In addition to numerous individual researcher laboratories, the Physics Department has a number of advanced facilities in our shared labs that are available for use by all members of the University and local businesses.


Microdevice Prototyping Facility


MPF (Microdevice Prototyping Facility) is a regional user facility which enables fabrication of state-of-the-art nanoscale electronic, mechanical, spintronic and optoelectronic devices for microscale fundamental and applied sciences. Our main facility is located on the fourth floor of the Physical Sciences building in a purpose-built 2800 square-foot facility containing an ISO class 5 (FED STD class 100) cleanroom. The facility’s capabilities to perform oxide chemical vapor deposition, deep reactive ion etching, metallization for high throughput lithography processes, and chip packaging are unique to the campus and enhances the other user facilities available on campus.

MPF’s facilities also include characterization equipment on the first floor of the Physical Sciences building on a specialty flooring that absorbs excess vibrations. For the imaging of surfaces ranging from non-conducting to conducting and from hard to soft and delicate samples, the UHV AFM/STM is the most versatile scanning probe microscope available.  The optical beam deflection detection offers unsurpassed sensitivity for low forces in contact mode AFM imaging. Instantaneous switching between AFM and STM imaging modes and simultaneous STM and AFM imaging is possible.

MPF is open to outside users and we wish to develop strong university-industry collaborations in addition to facilitate the ongoing research in the department and the university. If you’d like to learn more about our facilities and what they can do for your research, please visit us at!


Materials Characterization Facility


To maintain U.S. competitiveness in a global technology market, research universities are challenged to build and maintain a culture of innovation, and an effective technology transfer process that makes new products and new technology available from research and development to commercialization.
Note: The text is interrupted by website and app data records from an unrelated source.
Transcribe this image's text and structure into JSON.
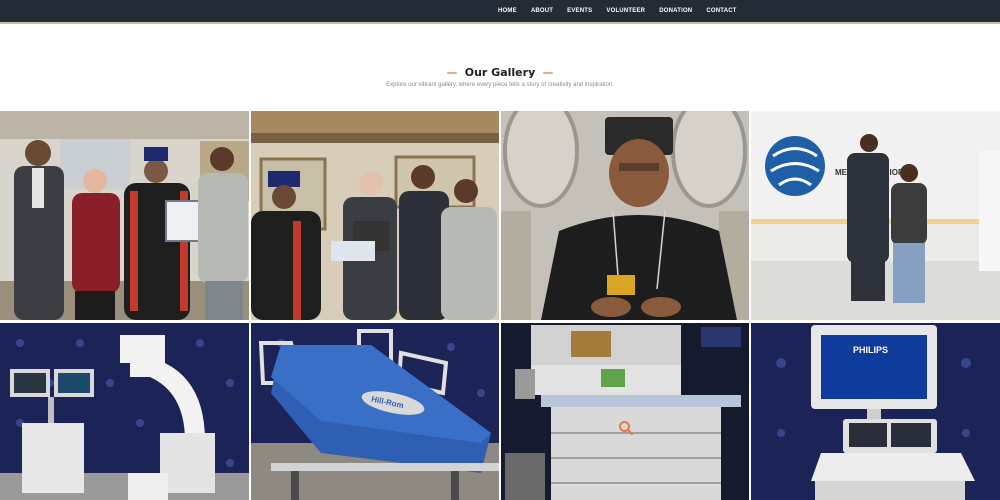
{
  "nav": {
    "items": [
      "HOME",
      "ABOUT",
      "EVENTS",
      "VOLUNTEER",
      "DONATION",
      "CONTACT"
    ]
  },
  "gallery": {
    "title": "Our Gallery",
    "subtitle": "Explore our vibrant gallery, where every piece tells a story of creativity and inspiration."
  },
  "tiles": [
    {
      "name": "photo-award-group",
      "icon": "photo"
    },
    {
      "name": "photo-certificate-presentation",
      "icon": "photo"
    },
    {
      "name": "photo-clergy-portrait",
      "icon": "photo"
    },
    {
      "name": "photo-office-visit",
      "icon": "photo",
      "sign_text": "MEDICAL ETHIOPIA"
    },
    {
      "name": "photo-c-arm-xray",
      "icon": "photo"
    },
    {
      "name": "photo-hospital-bed",
      "icon": "photo",
      "brand_text": "Hill-Rom"
    },
    {
      "name": "photo-anesthesia-machine",
      "icon": "photo"
    },
    {
      "name": "photo-ultrasound-machine",
      "icon": "photo",
      "brand_text": "PHILIPS"
    }
  ],
  "colors": {
    "topbar": "#222b36",
    "accent": "#e1b195",
    "backdrop_blue": "#1f2a5e"
  },
  "overlay": {
    "icon": "search-icon"
  }
}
In 1998, recognizing that research and education in materials science and engineering is an essential enabler of most technologies and applications as well as an important technology and market on its own, UCF responded to this challenge by creating the Advanced Materials Processing and Analysis Center (AMPAC) to promote interdisciplinary research and education in materials science and engineering, and to help drive high-technology economic growth of the central Florida region.

The multi-user facilities operated by AMPAC — Materials Characterization Facility (MCF) and Advanced Microfabrication Facility (AMF) — provide state-of-the-art equipment and clean-room facilities not only to UCF researchers, but also to researchers from industry, university, and government organizations around the country.
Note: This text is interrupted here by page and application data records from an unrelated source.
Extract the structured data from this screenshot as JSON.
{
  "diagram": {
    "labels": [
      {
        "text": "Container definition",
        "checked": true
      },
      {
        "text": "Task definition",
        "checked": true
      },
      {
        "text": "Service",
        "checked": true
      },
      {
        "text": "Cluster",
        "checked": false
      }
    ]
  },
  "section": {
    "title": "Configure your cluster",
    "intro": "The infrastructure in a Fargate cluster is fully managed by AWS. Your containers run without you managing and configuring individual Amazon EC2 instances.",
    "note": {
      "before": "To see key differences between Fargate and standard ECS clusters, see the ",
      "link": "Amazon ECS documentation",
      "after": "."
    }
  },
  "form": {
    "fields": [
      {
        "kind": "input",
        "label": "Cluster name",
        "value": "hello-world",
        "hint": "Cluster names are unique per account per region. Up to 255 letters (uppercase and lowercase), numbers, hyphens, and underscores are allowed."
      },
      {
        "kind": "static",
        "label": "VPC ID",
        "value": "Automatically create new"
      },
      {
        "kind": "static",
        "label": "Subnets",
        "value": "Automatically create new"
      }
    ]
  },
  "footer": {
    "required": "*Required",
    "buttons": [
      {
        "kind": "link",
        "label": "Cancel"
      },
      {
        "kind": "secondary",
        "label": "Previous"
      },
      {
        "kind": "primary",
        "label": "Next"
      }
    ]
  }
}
The Materials Characterization Facility (MCF) is dedicated to providing researchers and industrial partners a place to perform characterization and analysis to advance research; classroom education and hands-on training in the use of state-of-the-art characterization equipment; user-friendly support services with expert advice and data interpretation; and to enhance competitiveness of industrial partners and boost economic development of the Central Florida region.

MCF occupies about 7,000 sq. ft. of space and is supported by 3 full-time research engineers and a full-time facilities coordinator. Collaboration with other universities is encouraged. To find out more, please visit .


Physics Machine Shop


The Physics Department Machine Shop is located in Room 146 of the Mathematical Sciences Building. It is staffed by a full time Engineer and is capable of light to medium machining and fabrication. Machines include: 3 Lathes, 2 Milling Machines, 3 Drill Presses, a Band Saw, Metal Sheer, Grinder and other assorted tools and machines. The shop serves both as a resource for experimentalists wishing to save time and labor costs by having parts made in house as well as a teaching facility for students wishing to explore the art of manufacturing their own equipment and devices. A one credit hour shop course is taught in the summer for interested students.


Robinson Observatory


Robinson Observatory is located near the south end of campus and houses a research-quality 20-inch Ritchey-Chretien telescope with a high-grade 6-megapixel CCD camera. Faculty and graduate students use this facility for research projects ranging from asteroid characterization to exoplanet transits and more. The observatory also owns a 14-inch and several 8-inch Schmidt-Cassegrain telescopes; these portable instruments are brought out every week during the academic year as part of RO’s Public Viewings. Such events are free and open to the campus community and the public.

For more information, visit:


Experimental Research Facilities


Experimental research facilities within the Department include a scanning Raman microscope, far infrared lasers, SQUID magnetometry, x-ray imaging, photoelectron spectroscopy, UHV STM/AFM, SIMS, LEED and RHEED, sputter deposition, physical vapor deposition, CVD, AFM/MFM, Auger microscopy, SEM, EBICS, and many other instruments. Students in our programs are also trained in the use of RBS and STEM through the Materials Characterization Facility. Theoretical research in condensed matter, optical physics, and atomic and molecular research as well as astronomy utilize department clusters, as well as connections to supercomputer centers. Although not all of these research facilities are available to the general public, they can be made available through contracts.